5. Better participation of AD patients in research programmes focused on deeper understanding of genetics, biomarkers, pathophysiology and the risk factors of AD in MENA countries, and better enrolment of AD patients in clinical trials evaluating new drugs for AD. Such programmes and trials may yield novel pharmacotherapies with added clinical benefits for AD patients in MENA countries.
To combat AD in MENA countries, all stakeholders should work together to remove the social stigma associated with AD, offer unconditional support to AD patients, increase public awareness of the disease, implement healthy lifestyles, and invest public and private funds in clinical research and long-term health services for AD patients.
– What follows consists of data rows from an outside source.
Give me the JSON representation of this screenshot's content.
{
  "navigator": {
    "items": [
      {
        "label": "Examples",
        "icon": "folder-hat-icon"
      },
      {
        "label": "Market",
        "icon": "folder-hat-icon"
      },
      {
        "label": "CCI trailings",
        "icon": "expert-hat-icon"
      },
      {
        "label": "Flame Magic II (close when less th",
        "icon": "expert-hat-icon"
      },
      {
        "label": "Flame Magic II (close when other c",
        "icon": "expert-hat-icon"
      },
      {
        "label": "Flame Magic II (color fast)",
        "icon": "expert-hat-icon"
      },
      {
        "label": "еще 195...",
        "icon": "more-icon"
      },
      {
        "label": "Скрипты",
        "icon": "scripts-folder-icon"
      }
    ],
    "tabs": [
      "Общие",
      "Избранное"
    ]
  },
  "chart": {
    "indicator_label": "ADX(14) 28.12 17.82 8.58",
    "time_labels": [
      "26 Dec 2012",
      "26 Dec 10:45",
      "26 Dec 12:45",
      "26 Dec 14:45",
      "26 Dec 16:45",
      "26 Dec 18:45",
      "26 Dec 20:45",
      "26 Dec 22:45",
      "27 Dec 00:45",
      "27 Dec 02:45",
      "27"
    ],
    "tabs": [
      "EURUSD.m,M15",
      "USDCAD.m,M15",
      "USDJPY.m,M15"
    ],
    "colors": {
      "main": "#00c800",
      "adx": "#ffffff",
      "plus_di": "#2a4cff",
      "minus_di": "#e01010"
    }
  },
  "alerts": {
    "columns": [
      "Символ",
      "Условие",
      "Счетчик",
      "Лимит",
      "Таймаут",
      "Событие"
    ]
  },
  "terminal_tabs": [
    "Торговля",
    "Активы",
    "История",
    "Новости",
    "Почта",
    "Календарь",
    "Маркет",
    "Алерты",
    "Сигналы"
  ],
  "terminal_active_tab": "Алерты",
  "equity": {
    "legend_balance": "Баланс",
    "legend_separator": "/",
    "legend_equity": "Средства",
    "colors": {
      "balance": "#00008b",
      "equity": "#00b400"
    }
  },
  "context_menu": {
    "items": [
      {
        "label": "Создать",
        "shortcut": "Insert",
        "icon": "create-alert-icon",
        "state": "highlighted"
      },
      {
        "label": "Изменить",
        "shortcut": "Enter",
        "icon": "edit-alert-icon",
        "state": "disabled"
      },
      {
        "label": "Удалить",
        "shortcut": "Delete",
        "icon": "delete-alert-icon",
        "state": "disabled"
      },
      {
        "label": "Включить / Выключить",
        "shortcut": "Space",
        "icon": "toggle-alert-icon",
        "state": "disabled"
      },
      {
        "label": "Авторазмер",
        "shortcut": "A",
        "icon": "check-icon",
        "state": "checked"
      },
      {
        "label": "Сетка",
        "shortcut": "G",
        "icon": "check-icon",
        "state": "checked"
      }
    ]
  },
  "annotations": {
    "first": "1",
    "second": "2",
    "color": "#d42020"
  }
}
These proposals, if implemented, should help patients inflicted with this serious disease to live out their golden years in a dignified and respectable manner - which should be a common goal for both the citizens and governments of MENA countries.
This article is part of a series on Alzheimer's from the World Economic Forum's Global Future Council on Neurotechnologies and Brain Science.